In the 1960s attention was turned from using nuclear material to create atomic weapons and instead utilising its massive energy to create a domestic fuel supply. Conscious of the earth’s limited supply of organic fuels such as coal, oil and naturally occurring gas, nuclear energy was seen by many as the holy grail of safe, economically sound and sustainable energy supply.
In fact, the creation and use of industrial reactors to process radioactive elements such as uranium, thorium and plutonium to generate electricity has raised one of the most contentious and as yet unsolved problems of the last century: how do we deal with our radioactive waste?
What exactly is radioactive waste?
The University of Leeds defines radioactive waste as “the solid, liquid or gaseous waste produced by nuclear power stations, nuclear fuel production, reprocessing of spent fuel, weapons manufacture and nuclear plant decommissioning”. These types of radioactive waste, classified as ‘high level waste’ are the most harmful: without adequate protection, a human exposed to high level radioactive waste would die within seconds from acute radiation sickness. Arms production facilities and nuclear fuel processing plants aren’t the only sources of potentially harmful radioactive waste though; ‘intermediate level’ and ‘low level’ wastes are produced by hospitals, laboratories and decommissioned power plants, and all of these wastes need to be dealt with practically and safely.

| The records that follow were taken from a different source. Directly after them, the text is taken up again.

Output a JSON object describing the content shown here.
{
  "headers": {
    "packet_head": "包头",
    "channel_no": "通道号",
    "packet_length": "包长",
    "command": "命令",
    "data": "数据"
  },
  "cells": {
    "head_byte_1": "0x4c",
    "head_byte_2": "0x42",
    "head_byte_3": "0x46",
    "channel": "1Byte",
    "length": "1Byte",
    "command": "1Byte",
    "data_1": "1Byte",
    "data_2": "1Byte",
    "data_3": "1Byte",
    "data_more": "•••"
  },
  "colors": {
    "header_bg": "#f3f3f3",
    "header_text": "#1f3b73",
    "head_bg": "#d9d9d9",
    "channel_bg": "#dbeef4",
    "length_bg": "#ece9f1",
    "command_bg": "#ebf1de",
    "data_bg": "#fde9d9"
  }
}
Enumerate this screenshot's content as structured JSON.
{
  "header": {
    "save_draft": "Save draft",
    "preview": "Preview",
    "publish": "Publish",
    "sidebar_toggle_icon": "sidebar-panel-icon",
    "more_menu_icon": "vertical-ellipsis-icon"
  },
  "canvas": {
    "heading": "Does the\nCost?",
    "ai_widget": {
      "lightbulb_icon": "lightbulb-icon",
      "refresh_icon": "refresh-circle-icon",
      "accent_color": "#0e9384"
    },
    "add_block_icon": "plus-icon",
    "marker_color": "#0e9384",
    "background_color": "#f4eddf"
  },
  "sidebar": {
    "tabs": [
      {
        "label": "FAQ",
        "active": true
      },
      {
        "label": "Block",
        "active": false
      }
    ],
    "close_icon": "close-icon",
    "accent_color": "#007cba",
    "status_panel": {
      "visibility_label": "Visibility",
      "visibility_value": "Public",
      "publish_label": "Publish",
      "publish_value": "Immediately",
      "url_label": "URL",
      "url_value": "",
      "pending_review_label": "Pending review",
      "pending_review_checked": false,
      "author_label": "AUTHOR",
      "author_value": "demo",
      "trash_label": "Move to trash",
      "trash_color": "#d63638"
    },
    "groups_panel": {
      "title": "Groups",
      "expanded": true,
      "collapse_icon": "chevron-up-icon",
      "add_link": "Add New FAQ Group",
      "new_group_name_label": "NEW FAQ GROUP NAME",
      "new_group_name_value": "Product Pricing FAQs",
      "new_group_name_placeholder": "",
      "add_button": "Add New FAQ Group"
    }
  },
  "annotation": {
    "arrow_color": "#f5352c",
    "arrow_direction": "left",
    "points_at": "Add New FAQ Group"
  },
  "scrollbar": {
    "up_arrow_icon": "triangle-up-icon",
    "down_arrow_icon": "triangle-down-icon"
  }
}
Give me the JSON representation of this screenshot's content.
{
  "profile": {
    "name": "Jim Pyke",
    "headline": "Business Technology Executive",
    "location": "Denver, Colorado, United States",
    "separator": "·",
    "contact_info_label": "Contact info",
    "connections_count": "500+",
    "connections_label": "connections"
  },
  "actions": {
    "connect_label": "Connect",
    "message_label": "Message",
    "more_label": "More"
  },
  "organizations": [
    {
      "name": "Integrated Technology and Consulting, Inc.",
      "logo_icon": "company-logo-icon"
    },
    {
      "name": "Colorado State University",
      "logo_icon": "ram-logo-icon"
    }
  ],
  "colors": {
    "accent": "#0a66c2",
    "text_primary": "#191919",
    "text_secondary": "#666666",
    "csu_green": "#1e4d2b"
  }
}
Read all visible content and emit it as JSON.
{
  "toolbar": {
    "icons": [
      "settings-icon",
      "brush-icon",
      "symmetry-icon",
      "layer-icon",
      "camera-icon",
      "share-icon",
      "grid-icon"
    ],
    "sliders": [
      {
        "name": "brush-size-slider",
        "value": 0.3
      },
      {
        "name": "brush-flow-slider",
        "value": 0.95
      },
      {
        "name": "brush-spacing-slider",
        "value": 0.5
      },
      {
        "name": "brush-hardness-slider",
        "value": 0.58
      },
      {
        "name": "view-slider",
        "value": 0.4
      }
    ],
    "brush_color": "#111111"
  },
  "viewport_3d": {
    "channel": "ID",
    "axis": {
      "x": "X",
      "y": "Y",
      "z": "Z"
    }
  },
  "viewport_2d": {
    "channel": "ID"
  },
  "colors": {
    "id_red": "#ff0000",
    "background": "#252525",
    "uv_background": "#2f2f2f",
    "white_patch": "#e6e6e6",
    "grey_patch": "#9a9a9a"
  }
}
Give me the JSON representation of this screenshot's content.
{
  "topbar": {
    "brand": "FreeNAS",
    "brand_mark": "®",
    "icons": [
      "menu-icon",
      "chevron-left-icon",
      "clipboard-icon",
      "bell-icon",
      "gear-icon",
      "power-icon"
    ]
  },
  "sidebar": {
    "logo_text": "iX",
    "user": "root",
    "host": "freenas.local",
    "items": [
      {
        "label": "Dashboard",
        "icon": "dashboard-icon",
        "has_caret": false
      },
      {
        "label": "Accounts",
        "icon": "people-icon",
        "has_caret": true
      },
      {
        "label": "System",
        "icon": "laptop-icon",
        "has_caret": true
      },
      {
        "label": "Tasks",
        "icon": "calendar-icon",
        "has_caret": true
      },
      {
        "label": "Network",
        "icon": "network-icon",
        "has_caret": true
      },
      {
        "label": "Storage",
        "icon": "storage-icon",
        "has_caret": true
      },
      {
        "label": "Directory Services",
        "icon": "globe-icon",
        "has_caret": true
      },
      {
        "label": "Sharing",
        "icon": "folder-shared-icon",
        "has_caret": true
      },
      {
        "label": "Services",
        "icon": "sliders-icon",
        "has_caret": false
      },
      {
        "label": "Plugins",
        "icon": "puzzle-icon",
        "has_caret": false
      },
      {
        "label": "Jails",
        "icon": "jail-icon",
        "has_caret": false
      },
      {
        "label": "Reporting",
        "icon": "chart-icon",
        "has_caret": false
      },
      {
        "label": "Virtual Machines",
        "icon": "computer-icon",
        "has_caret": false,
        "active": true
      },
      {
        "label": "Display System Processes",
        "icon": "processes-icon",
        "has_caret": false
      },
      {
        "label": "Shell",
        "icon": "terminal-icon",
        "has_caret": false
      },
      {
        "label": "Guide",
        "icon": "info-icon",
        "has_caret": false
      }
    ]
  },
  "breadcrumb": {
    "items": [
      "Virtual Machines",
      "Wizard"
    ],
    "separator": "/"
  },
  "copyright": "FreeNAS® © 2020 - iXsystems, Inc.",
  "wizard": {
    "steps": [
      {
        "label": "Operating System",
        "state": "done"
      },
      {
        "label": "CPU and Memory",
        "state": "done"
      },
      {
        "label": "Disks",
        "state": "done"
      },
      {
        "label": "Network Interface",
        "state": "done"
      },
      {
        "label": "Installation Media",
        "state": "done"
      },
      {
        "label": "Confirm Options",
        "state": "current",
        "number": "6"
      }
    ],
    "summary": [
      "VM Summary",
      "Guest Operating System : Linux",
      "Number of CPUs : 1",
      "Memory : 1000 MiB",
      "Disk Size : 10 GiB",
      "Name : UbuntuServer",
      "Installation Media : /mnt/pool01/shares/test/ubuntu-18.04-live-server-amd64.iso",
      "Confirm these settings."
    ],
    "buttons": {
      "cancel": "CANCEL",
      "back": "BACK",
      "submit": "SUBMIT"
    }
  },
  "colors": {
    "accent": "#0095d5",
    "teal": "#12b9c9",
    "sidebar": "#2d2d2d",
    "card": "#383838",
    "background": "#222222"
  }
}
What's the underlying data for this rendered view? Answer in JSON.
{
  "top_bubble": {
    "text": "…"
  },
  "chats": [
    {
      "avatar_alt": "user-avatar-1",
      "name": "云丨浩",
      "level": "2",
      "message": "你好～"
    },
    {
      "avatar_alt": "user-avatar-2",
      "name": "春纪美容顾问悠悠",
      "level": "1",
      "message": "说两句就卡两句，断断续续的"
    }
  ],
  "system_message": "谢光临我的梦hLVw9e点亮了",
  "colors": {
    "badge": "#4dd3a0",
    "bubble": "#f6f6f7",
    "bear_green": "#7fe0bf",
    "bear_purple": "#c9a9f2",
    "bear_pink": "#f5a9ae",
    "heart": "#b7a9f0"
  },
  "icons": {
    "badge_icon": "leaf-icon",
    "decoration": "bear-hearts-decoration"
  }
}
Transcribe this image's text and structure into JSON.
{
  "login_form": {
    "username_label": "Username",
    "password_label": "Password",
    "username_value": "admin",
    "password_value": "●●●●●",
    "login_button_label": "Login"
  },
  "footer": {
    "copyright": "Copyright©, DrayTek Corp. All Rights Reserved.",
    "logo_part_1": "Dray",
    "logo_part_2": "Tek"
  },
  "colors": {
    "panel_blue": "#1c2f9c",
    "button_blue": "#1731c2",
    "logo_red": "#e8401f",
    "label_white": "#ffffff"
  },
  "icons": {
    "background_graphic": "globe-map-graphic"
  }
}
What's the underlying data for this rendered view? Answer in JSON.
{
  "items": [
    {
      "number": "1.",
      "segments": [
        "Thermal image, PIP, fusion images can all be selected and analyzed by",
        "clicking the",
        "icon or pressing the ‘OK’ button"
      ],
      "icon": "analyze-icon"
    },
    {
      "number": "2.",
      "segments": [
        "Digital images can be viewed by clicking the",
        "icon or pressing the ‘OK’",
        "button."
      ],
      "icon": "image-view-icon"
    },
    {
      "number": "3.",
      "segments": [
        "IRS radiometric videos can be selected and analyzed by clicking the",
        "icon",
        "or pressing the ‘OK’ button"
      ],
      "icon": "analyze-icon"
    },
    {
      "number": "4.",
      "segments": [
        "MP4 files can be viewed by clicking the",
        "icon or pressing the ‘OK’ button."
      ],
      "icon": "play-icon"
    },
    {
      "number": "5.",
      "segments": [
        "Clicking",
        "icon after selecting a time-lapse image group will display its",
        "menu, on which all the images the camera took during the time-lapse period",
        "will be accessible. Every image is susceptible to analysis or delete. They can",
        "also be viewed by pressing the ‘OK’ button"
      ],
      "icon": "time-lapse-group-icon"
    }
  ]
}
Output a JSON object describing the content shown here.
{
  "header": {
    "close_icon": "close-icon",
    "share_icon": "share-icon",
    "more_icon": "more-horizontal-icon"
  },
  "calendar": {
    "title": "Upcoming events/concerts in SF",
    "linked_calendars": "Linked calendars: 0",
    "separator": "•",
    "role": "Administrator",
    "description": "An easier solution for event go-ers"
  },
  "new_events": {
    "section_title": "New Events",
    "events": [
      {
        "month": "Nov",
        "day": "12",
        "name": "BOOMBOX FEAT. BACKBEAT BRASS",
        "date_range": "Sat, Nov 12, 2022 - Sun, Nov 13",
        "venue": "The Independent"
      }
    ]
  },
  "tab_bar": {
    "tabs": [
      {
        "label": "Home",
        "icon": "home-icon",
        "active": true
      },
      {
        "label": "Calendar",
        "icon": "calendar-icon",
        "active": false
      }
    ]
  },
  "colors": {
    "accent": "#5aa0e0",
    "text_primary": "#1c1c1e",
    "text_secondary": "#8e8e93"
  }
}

Why is radioactive waste so difficult to deal with?
High level radioactive waste, such as the spent fuel rods from nuclear reactors, generates an extreme amount of heat. Normal practice is to submerge spent radioactive fuel rods in baths of boric acid, which absorbs some of the radioactivity, for a period of at least six months although in the absence of a long-term storage solution for spent fuel rods they often remain in these baths for many years. Leaving aside the immediate problem of heat generation, the fundamental aspect that makes radioactive waste so difficult to deal with is that radioactive material remains radioactive forever. However, radioactivity decreases or ‘decays’ over time. Since, as mentioned above, radioactivity doesn’t have a finite lifespan we talk about a material’s radioactive decay in terms of its ‘half-life’ – the length of time it takes for a material’s radioactivity to decrease by half.
Different variations (known as ‘isotopes’) of the same chemical element have different half-lives. A radioactive isotope of iodine (iodine-131) is routinely used in medical screening applications. It has a short half-life of just eight days, which means that it becomes harmless after a few months. By contrast, the two isotopes of uranium (uranium-238 and uranium-235) which comprise the fuel rods used in many nuclear power processing plants have half-lives of 4.47 billion years and 700 million years respectively. These uranium isotopes are comparatively harmless prior to the fission reaction which takes place to produce energy in a power plant, but produce extremely harmful radioactive by-products as a result of the process. The half-life of these now hazardous spent fuel cells – radioactive waste – is thirty years but the period of radioactive decay required to render them harmless to humans and animals is estimated to be at least 250,000 years.
So how do we deal with our radioactive waste?
Currently, the only solutions we have for dealing with hazardous radioactive waste are temporary. The least harmful, low-level radioactive waste is allowed to decay until it is no more harmful than the natural background radiation that is ever-present in the atmosphere and is then incinerated or transported to landfill sites. Intermediate and high-level radioactive waste is encased in concrete, or in Pyrex glass surrounded by a steel canister which is then buried deep beneath the ground.
So far, every long-term solution for dealing with radioactive waste has been dismissed: it cannot be launched into space until a transportation craft is produced that can be absolutely guaranteed not to break up before it leaves the earth’s atmosphere – the result of any leak of radioactive material into the atmosphere would be catastrophic for life on earth.
Radioactive waste cannot be buried beneath the Antarctic; international treaty dictates that Antarctica must remain ‘unspoilt’ by human intervention. Burial beneath the ocean floor is not an option either both for environmental reasons and for the fact that disposing any kind of waste material at sea is unilaterally banned.
As the world’s arms manufacturers and nuclear processing plants continue to produce high level radioactive waste, secure storage appears to be the only viable method of dealing with it that is currently available. But even the most secure storage facilities will require expensive periodic maintenance, and safe, isolated storage locations on an already crowded planet are inevitably finite which means that the race against time to find a conclusive method for dealing with our radioactive waste continues.
John is a guest writer from UK skip hire comparison service Skip & Bin